(Items from an interface collection)
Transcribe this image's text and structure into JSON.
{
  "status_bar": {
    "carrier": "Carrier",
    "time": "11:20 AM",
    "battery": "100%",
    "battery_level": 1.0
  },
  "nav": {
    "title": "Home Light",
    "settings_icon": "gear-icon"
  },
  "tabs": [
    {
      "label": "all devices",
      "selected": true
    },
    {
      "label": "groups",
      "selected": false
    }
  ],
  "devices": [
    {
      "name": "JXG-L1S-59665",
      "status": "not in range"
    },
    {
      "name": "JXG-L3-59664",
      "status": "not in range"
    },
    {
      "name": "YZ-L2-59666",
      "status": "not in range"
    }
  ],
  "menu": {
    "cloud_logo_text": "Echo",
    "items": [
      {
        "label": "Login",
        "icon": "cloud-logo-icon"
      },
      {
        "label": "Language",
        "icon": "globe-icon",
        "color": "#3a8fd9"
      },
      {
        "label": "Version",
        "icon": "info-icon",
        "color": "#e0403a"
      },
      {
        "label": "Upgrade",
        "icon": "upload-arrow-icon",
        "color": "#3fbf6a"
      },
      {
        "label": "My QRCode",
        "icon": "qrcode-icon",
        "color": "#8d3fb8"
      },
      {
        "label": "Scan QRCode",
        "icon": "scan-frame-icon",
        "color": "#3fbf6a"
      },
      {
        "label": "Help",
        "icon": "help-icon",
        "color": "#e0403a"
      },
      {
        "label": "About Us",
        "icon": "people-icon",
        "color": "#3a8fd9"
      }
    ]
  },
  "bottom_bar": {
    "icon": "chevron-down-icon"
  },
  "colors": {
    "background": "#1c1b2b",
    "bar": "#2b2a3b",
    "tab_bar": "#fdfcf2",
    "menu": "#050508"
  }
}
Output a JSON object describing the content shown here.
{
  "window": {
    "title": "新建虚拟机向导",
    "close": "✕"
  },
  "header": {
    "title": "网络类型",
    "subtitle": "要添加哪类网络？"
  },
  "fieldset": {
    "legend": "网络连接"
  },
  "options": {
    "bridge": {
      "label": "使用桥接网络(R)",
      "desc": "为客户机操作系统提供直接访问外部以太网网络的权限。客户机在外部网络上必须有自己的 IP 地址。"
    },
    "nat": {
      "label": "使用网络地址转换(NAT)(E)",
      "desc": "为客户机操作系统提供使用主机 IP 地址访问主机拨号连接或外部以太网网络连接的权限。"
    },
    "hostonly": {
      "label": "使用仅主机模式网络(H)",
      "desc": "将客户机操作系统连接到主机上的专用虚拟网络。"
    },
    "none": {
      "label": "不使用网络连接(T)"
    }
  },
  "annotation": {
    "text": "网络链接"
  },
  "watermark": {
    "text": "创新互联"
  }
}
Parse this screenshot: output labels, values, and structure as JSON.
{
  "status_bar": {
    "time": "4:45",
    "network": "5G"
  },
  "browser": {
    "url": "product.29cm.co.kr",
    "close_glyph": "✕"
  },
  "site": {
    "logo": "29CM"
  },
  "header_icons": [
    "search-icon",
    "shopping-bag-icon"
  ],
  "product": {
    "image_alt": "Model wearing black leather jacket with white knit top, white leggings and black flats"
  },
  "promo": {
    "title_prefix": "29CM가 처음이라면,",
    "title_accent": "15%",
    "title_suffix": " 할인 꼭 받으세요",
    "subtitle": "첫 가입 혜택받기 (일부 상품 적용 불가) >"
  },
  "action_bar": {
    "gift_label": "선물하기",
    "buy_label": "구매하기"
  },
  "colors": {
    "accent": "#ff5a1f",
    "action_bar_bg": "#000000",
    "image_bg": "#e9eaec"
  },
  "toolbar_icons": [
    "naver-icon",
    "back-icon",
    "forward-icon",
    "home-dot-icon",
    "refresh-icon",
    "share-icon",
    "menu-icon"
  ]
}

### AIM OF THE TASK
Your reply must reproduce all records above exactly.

### TASK OUTPUT
Transcribe this image's text and structure into JSON.
{
  "status_bar": {
    "carrier": "Carrier",
    "time": "11:20 AM",
    "battery": "100%",
    "battery_level": 1.0
  },
  "nav": {
    "title": "Home Light",
    "settings_icon": "gear-icon"
  },
  "tabs": [
    {
      "label": "all devices",
      "selected": true
    },
    {
      "label": "groups",
      "selected": false
    }
  ],
  "devices": [
    {
      "name": "JXG-L1S-59665",
      "status": "not in range"
    },
    {
      "name": "JXG-L3-59664",
      "status": "not in range"
    },
    {
      "name": "YZ-L2-59666",
      "status": "not in range"
    }
  ],
  "menu": {
    "cloud_logo_text": "Echo",
    "items": [
      {
        "label": "Login",
        "icon": "cloud-logo-icon"
      },
      {
        "label": "Language",
        "icon": "globe-icon",
        "color": "#3a8fd9"
      },
      {
        "label": "Version",
        "icon": "info-icon",
        "color": "#e0403a"
      },
      {
        "label": "Upgrade",
        "icon": "upload-arrow-icon",
        "color": "#3fbf6a"
      },
      {
        "label": "My QRCode",
        "icon": "qrcode-icon",
        "color": "#8d3fb8"
      },
      {
        "label": "Scan QRCode",
        "icon": "scan-frame-icon",
        "color": "#3fbf6a"
      },
      {
        "label": "Help",
        "icon": "help-icon",
        "color": "#e0403a"
      },
      {
        "label": "About Us",
        "icon": "people-icon",
        "color": "#3a8fd9"
      }
    ]
  },
  "bottom_bar": {
    "icon": "chevron-down-icon"
  },
  "colors": {
    "background": "#1c1b2b",
    "bar": "#2b2a3b",
    "tab_bar": "#fdfcf2",
    "menu": "#050508"
  }
}
Output a JSON object describing the content shown here.
{
  "window": {
    "title": "新建虚拟机向导",
    "close": "✕"
  },
  "header": {
    "title": "网络类型",
    "subtitle": "要添加哪类网络？"
  },
  "fieldset": {
    "legend": "网络连接"
  },
  "options": {
    "bridge": {
      "label": "使用桥接网络(R)",
      "desc": "为客户机操作系统提供直接访问外部以太网网络的权限。客户机在外部网络上必须有自己的 IP 地址。"
    },
    "nat": {
      "label": "使用网络地址转换(NAT)(E)",
      "desc": "为客户机操作系统提供使用主机 IP 地址访问主机拨号连接或外部以太网网络连接的权限。"
    },
    "hostonly": {
      "label": "使用仅主机模式网络(H)",
      "desc": "将客户机操作系统连接到主机上的专用虚拟网络。"
    },
    "none": {
      "label": "不使用网络连接(T)"
    }
  },
  "annotation": {
    "text": "网络链接"
  },
  "watermark": {
    "text": "创新互联"
  }
}
Parse this screenshot: output labels, values, and structure as JSON.
{
  "status_bar": {
    "time": "4:45",
    "network": "5G"
  },
  "browser": {
    "url": "product.29cm.co.kr",
    "close_glyph": "✕"
  },
  "site": {
    "logo": "29CM"
  },
  "header_icons": [
    "search-icon",
    "shopping-bag-icon"
  ],
  "product": {
    "image_alt": "Model wearing black leather jacket with white knit top, white leggings and black flats"
  },
  "promo": {
    "title_prefix": "29CM가 처음이라면,",
    "title_accent": "15%",
    "title_suffix": " 할인 꼭 받으세요",
    "subtitle": "첫 가입 혜택받기 (일부 상품 적용 불가) >"
  },
  "action_bar": {
    "gift_label": "선물하기",
    "buy_label": "구매하기"
  },
  "colors": {
    "accent": "#ff5a1f",
    "action_bar_bg": "#000000",
    "image_bg": "#e9eaec"
  },
  "toolbar_icons": [
    "naver-icon",
    "back-icon",
    "forward-icon",
    "home-dot-icon",
    "refresh-icon",
    "share-icon",
    "menu-icon"
  ]
}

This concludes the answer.